- Simons AD, Murphy GE, Levine JL. Relapse after treatment with cognitive therapy and/or pharmacotherapy: results after one year. Arch Gen Psychiatry. 1986;43:43–48.
- Everson SA, Robert RE, Goldberg DE, et al. Depressive symptoms and increased risk of stroke mortality over a 29-year period. Arch Intern Med. 1998;158:1133–1138.
- Judd LL, Akiskal HS, Paulus MP. The role and clinical significance of subsyndromal depressive symptoms (SSD) in unipolar major depressive disorder. J Affect Disord. 1997;45:5–18.
- Murphy J, Monson R, Olivier D, et al. Affective disorders and mortality. A general population study. Arch Gen Psychiatry. 1987;44:473–480.
- Vaccarino V, Kasl SV, Abramson J, et al. Depressive symptoms and risk of functional decline and death in patients with heart failure.

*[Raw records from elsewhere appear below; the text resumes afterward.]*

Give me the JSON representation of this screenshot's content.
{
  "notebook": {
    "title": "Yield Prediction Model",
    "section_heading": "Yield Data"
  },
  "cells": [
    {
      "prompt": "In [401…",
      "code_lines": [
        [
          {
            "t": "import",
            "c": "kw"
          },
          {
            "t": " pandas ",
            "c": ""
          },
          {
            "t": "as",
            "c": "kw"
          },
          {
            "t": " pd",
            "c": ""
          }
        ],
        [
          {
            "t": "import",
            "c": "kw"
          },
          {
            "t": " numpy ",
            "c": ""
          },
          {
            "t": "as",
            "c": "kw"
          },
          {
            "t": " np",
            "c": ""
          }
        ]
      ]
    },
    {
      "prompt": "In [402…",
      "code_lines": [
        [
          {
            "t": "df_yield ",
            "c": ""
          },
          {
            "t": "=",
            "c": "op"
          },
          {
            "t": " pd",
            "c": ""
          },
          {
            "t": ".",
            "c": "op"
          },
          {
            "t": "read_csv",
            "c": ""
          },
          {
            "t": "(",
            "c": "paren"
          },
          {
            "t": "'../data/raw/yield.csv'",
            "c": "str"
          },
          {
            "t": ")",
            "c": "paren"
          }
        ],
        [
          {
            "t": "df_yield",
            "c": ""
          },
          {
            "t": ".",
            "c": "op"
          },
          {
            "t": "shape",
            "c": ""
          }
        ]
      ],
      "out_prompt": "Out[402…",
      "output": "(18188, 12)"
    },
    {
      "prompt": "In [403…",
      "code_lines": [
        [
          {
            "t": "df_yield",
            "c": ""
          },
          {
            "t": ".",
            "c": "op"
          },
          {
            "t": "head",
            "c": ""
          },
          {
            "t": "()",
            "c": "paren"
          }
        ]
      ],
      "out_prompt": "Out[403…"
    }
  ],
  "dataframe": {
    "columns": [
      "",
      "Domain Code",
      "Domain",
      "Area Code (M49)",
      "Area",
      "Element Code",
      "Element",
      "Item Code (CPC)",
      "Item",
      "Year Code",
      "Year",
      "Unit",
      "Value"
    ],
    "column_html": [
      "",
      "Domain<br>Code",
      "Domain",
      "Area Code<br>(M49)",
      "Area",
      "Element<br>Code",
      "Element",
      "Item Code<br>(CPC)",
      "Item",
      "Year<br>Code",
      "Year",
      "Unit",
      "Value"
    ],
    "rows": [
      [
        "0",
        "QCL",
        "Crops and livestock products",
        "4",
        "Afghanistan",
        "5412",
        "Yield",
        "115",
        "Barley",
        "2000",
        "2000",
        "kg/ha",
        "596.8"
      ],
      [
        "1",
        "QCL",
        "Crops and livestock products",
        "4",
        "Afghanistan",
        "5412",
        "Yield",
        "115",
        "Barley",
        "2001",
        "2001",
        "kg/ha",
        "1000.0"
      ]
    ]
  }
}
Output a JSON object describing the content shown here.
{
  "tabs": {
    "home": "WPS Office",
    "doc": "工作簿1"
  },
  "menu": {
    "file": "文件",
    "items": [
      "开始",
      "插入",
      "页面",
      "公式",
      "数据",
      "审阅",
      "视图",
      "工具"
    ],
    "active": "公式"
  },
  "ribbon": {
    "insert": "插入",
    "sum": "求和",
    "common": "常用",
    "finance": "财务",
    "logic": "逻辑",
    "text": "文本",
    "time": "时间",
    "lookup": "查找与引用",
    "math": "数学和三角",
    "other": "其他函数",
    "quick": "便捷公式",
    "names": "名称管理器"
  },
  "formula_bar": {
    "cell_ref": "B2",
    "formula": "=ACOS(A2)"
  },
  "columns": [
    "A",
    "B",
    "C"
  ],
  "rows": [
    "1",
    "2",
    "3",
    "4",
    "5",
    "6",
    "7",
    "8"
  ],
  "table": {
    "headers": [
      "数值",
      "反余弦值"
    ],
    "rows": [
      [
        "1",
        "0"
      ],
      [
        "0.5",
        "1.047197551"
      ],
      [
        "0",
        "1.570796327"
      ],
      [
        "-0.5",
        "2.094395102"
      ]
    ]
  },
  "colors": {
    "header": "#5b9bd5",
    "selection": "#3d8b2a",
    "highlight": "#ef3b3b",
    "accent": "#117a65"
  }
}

J Am Coll Cardiol. 2001;38:199–205.
- Miller IW, Keitner GI, Schatzberg AF, et al. The treatment of chronic depression, part 3: psychosocial functioning before and after treatment with sertraline or imipramine. J Clin Psychiatry. 1998;59:608–619.
- Wells KB, Stewart A, Hayes RD, et al. The functioning and well-being of depressed patients. Results from the Medical Outcomes Study. JAMA. 1989;262:914–919.
- Zimmerman M, McGlinchey JB, Posternak MA, et al. How should remission from depression be defined? The depressed patientÂ’s perspective. Am J Psychiatry. 2006;163:148–150.
- Rush AJ, Trivedi MH, Ibrahim HM, et al. The 16-Item Quick Inventory of Depressive Symptomatology (QIDS), clinician rating (QIDS-C), and self-report (QIDS-SR): a psychometric evaluation in patients with chronic major depression. Biol Psychiatry. 2003;54:573–583.
- Trivedi MH, Rush AJ, Wisniewski SR, et al, and the STAR*D Study Team. Evaluation of outcomes with citalopram for depression using measurement-based care in STAR*D implications for clinical practice. Am J Psychiatry. 2006;163:28–40.
- Zimmerman M, McGlinchey JB, Posternak MA, et al. Remission in depressed patients: more than just symptom resolution. J Psychiatr Res. 2008;42:797–801.
- Gilbody S, House A, Sheldon T. Psychiatrists in the UK do not use outcomes measures. National survey. Br J Psychiatry. 2002;180:101–103.
- Zimmerman M, McGlinchey JB. Why don’t psychiatrists use scales to measure outcome when treating depressed patients? J Clin Psychiatry. 2008;69:1916–1919.
- Zimmerman M, McGlinchey JB, Chelminski I. An inadequate community standard of care: lack of measurement of outcome when treating depression in clinical practice. Prim psychiatry. 2008;15:67–75.
- Trivedi MH, Rush AJ, Gaynes BN, et al. Maximizing the adequacy of medication treatment in controlled trials and clinical practice: STAR*D measurement-based care. Neuropsychopharmacology. 2007;32:2479–2489.
CORRESPONDENCE: Mark Zimmerman, MD Bayside Medical Center, 235 Plain Street, Providence, RI 02905 USA, E-MAIL: firstname.lastname@example.org
Annals of Clinical Psychiatry ©2011 Quadrant HealthCom Inc.